Angel directed the final (?) Wishmaster movie, The Prophecy Fulfilled, back-to-back with Beyond the Gates of Hell. Based on the final results, he either spent his entire two-film budget on the first movie, his crew died and was replaced by semi-smart apes, or he suffered a brain injury during his month off, because the dip in filmmaking quality from three to four is bleak. The only solace is that someone at Artisan obviously complained by the lack of exploitation appeal in the third film, because this entry opens with a relatively graphic sex scene and it only takes 15 minutes for the bad guy to appear in full costume and do something gory. The violence still doesn’t live up to the goofy carnage of the first movie, but the raunchy factor is maintained throughout. Screenwriter duties fell to John Benjamin Martin, who reiterates the series formula to the letter – a female lead with romantic troubles stumbles across the Djinn’s jewel (this time ‘hidden’ in a cheap-looking tin box), is supernaturally tied to him, and watches in horror as he slowly kills off her friends in an effort to force her to fulfill his prophecy. I guess the hook here is that the Djinn needs to convince a human woman to fall in love with him, which certainly appeals to every fan that wanted to see him awkwardly try to woo a lady. Personally, I’d rather see this genie apocalypse they keep talking about. The sub-Lifetime Channel melodrama is particularly painful, but the frustrating angst may qualify as camp value to some viewers. Most annoyingly, this movie also refuses to play by the Wishmaster rules. There is no continuity in the way the Djinn operates in the final two sequels – too often, he ignores the whole ironic wish thing and just kills people.
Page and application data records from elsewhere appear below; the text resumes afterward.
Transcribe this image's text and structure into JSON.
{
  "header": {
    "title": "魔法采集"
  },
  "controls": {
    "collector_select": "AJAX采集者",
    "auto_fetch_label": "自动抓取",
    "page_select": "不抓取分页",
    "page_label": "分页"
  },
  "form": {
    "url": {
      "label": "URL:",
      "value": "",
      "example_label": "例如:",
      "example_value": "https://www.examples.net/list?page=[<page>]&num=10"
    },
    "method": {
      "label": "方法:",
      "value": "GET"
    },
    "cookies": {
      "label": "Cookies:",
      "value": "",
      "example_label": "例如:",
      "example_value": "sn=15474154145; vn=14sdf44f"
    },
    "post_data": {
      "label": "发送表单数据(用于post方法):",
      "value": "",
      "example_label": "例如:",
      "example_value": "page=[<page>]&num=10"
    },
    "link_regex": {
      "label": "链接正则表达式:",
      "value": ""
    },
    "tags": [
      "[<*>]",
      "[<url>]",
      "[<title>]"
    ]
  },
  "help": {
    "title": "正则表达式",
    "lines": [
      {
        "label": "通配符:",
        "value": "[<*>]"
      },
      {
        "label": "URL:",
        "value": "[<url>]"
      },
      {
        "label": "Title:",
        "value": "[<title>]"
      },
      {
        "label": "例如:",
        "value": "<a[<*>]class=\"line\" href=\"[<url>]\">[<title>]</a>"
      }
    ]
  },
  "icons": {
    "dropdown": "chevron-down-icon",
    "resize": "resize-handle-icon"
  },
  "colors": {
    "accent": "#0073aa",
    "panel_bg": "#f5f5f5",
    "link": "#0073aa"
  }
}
Wishmaster 4 was also a STV release in the US and Canada and debut on DVD in 2002. This Blu-ray debut transfer appears to have gotten the short end of the stick when it comes to sharing its disc space with the third movie, because the image is noticeably more compressed than any other in the collection. The close-up details are pretty sharp and the dynamic range is impressive, but wide-angle patterns are mushy, the gradations are messy, and the blocking and aliasing artifacts are considerably problematic. It legitimately looks like it was shot using early, non-HD digital cameras. In the transfer’s defense, some of this is probably an issue with bad digital effects. I’m not sure anyone thought this movie would be seen in high definition when the effects were developed. The DTS-HD Master Audio 5.1 soundtrack features more of the same – noisy magic sequences, cleanly centered dialogue, thinly mixed dialogue scenes, and relatively loud musical cues. Ferocious Fish took a second swing at the score, creating more punchy dance sequences and chintzy scare cues.
Commentary with director Chris Angel and actors Michael Trucco & Jason Thompson – Angel continues his streak as an involved commentator and moderator by recalling loads of behind-the-scenes information and generally enjoying the company of his former cast members. This track is a bit more disorganized than the previous group commentary.
Commentary with director Chris Angel and actor John Novak – I’m not sure why Novak wasn’t included with the last track (perhaps there were scheduling conflicts), but I suppose it’s okay, because Novak is pretty amusing and Angel gets a chance to delve into more of the technical aspects of the film.
Wishmasterpiece Theatre (7:13, HD) – A vintage behind-the-scenes EPK.